▶ [YOUR TASK]:
Exactly as written, set down each line of the data below except its pictures.
Start of MATERIALS PROVIDED
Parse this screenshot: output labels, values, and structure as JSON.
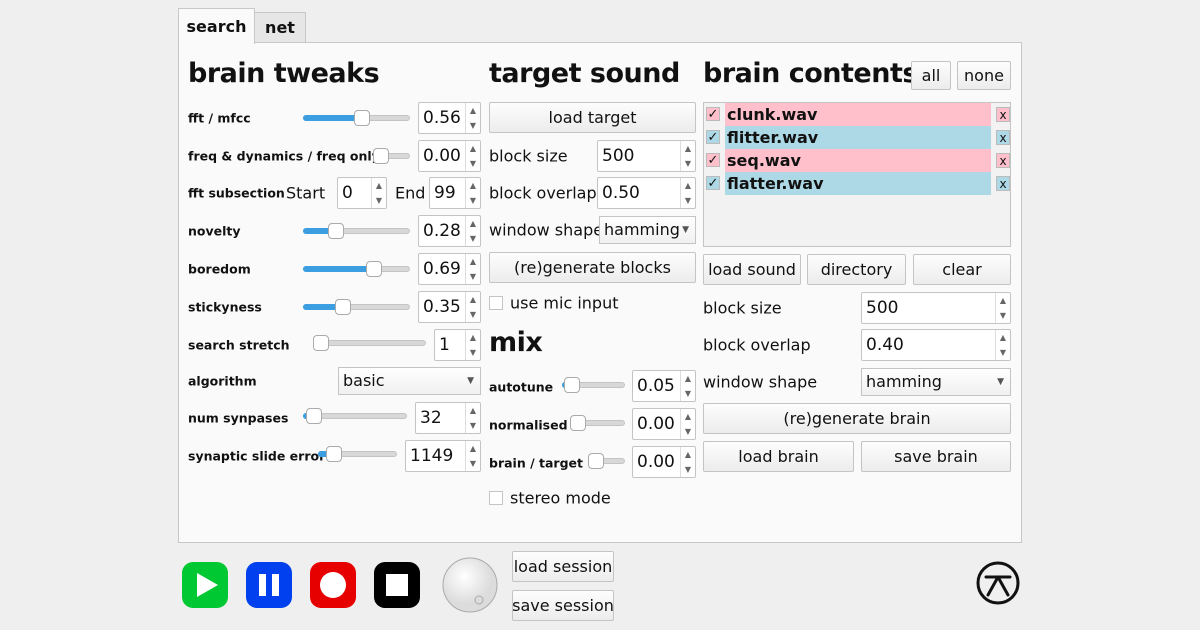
{
  "tabs": [
    {
      "label": "search",
      "active": true
    },
    {
      "label": "net",
      "active": false
    }
  ],
  "brain_tweaks": {
    "title": "brain tweaks",
    "fft_mfcc": {
      "label": "fft / mfcc",
      "value": "0.56",
      "slider_level": 0.56
    },
    "freq_dynamics": {
      "label": "freq & dynamics / freq only",
      "value": "0.00",
      "slider_level": 0.0
    },
    "fft_subsection": {
      "label": "fft subsection",
      "start_label": "Start",
      "start": "0",
      "end_label": "End",
      "end": "99"
    },
    "novelty": {
      "label": "novelty",
      "value": "0.28",
      "slider_level": 0.28
    },
    "boredom": {
      "label": "boredom",
      "value": "0.69",
      "slider_level": 0.69
    },
    "stickyness": {
      "label": "stickyness",
      "value": "0.35",
      "slider_level": 0.35
    },
    "search_stretch": {
      "label": "search stretch",
      "value": "1",
      "slider_level": 0.0
    },
    "algorithm": {
      "label": "algorithm",
      "value": "basic"
    },
    "num_synapses": {
      "label": "num synpases",
      "value": "32",
      "slider_level": 0.03
    },
    "synaptic_slide_error": {
      "label": "synaptic slide error",
      "value": "1149",
      "slider_level": 0.12
    }
  },
  "target_sound": {
    "title": "target sound",
    "load_target": "load target",
    "block_size": {
      "label": "block size",
      "value": "500"
    },
    "block_overlap": {
      "label": "block overlap",
      "value": "0.50"
    },
    "window_shape": {
      "label": "window shape",
      "value": "hamming"
    },
    "regenerate": "(re)generate blocks",
    "use_mic": {
      "label": "use mic input",
      "checked": false
    }
  },
  "mix": {
    "title": "mix",
    "autotune": {
      "label": "autotune",
      "value": "0.05",
      "slider_level": 0.05
    },
    "normalised": {
      "label": "normalised",
      "value": "0.00",
      "slider_level": 0.0
    },
    "brain_target": {
      "label": "brain / target",
      "value": "0.00",
      "slider_level": 0.0
    },
    "stereo_mode": {
      "label": "stereo mode",
      "checked": false
    }
  },
  "brain_contents": {
    "title": "brain contents",
    "all": "all",
    "none": "none",
    "items": [
      {
        "name": "clunk.wav",
        "checked": true,
        "color": "#ffc0cb",
        "remove": "x"
      },
      {
        "name": "flitter.wav",
        "checked": true,
        "color": "#add8e6",
        "remove": "x"
      },
      {
        "name": "seq.wav",
        "checked": true,
        "color": "#ffc0cb",
        "remove": "x"
      },
      {
        "name": "flatter.wav",
        "checked": true,
        "color": "#add8e6",
        "remove": "x"
      }
    ],
    "load_sound": "load sound",
    "directory": "directory",
    "clear": "clear",
    "block_size": {
      "label": "block size",
      "value": "500"
    },
    "block_overlap": {
      "label": "block overlap",
      "value": "0.40"
    },
    "window_shape": {
      "label": "window shape",
      "value": "hamming"
    },
    "regenerate": "(re)generate brain",
    "load_brain": "load brain",
    "save_brain": "save brain"
  },
  "transport": {
    "play_color": "#00c832",
    "pause_color": "#0040ee",
    "record_color": "#e60000",
    "stop_color": "#000000",
    "load_session": "load session",
    "save_session": "save session"
  },
  "check_glyph": "✓"
}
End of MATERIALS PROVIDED
▶ [ANSWER TO THE PROBLEM]:
Parse this screenshot: output labels, values, and structure as JSON.
{
  "tabs": [
    {
      "label": "search",
      "active": true
    },
    {
      "label": "net",
      "active": false
    }
  ],
  "brain_tweaks": {
    "title": "brain tweaks",
    "fft_mfcc": {
      "label": "fft / mfcc",
      "value": "0.56",
      "slider_level": 0.56
    },
    "freq_dynamics": {
      "label": "freq & dynamics / freq only",
      "value": "0.00",
      "slider_level": 0.0
    },
    "fft_subsection": {
      "label": "fft subsection",
      "start_label": "Start",
      "start": "0",
      "end_label": "End",
      "end": "99"
    },
    "novelty": {
      "label": "novelty",
      "value": "0.28",
      "slider_level": 0.28
    },
    "boredom": {
      "label": "boredom",
      "value": "0.69",
      "slider_level": 0.69
    },
    "stickyness": {
      "label": "stickyness",
      "value": "0.35",
      "slider_level": 0.35
    },
    "search_stretch": {
      "label": "search stretch",
      "value": "1",
      "slider_level": 0.0
    },
    "algorithm": {
      "label": "algorithm",
      "value": "basic"
    },
    "num_synapses": {
      "label": "num synpases",
      "value": "32",
      "slider_level": 0.03
    },
    "synaptic_slide_error": {
      "label": "synaptic slide error",
      "value": "1149",
      "slider_level": 0.12
    }
  },
  "target_sound": {
    "title": "target sound",
    "load_target": "load target",
    "block_size": {
      "label": "block size",
      "value": "500"
    },
    "block_overlap": {
      "label": "block overlap",
      "value": "0.50"
    },
    "window_shape": {
      "label": "window shape",
      "value": "hamming"
    },
    "regenerate": "(re)generate blocks",
    "use_mic": {
      "label": "use mic input",
      "checked": false
    }
  },
  "mix": {
    "title": "mix",
    "autotune": {
      "label": "autotune",
      "value": "0.05",
      "slider_level": 0.05
    },
    "normalised": {
      "label": "normalised",
      "value": "0.00",
      "slider_level": 0.0
    },
    "brain_target": {
      "label": "brain / target",
      "value": "0.00",
      "slider_level": 0.0
    },
    "stereo_mode": {
      "label": "stereo mode",
      "checked": false
    }
  },
  "brain_contents": {
    "title": "brain contents",
    "all": "all",
    "none": "none",
    "items": [
      {
        "name": "clunk.wav",
        "checked": true,
        "color": "#ffc0cb",
        "remove": "x"
      },
      {
        "name": "flitter.wav",
        "checked": true,
        "color": "#add8e6",
        "remove": "x"
      },
      {
        "name": "seq.wav",
        "checked": true,
        "color": "#ffc0cb",
        "remove": "x"
      },
      {
        "name": "flatter.wav",
        "checked": true,
        "color": "#add8e6",
        "remove": "x"
      }
    ],
    "load_sound": "load sound",
    "directory": "directory",
    "clear": "clear",
    "block_size": {
      "label": "block size",
      "value": "500"
    },
    "block_overlap": {
      "label": "block overlap",
      "value": "0.40"
    },
    "window_shape": {
      "label": "window shape",
      "value": "hamming"
    },
    "regenerate": "(re)generate brain",
    "load_brain": "load brain",
    "save_brain": "save brain"
  },
  "transport": {
    "play_color": "#00c832",
    "pause_color": "#0040ee",
    "record_color": "#e60000",
    "stop_color": "#000000",
    "load_session": "load session",
    "save_session": "save session"
  },
  "check_glyph": "✓"
}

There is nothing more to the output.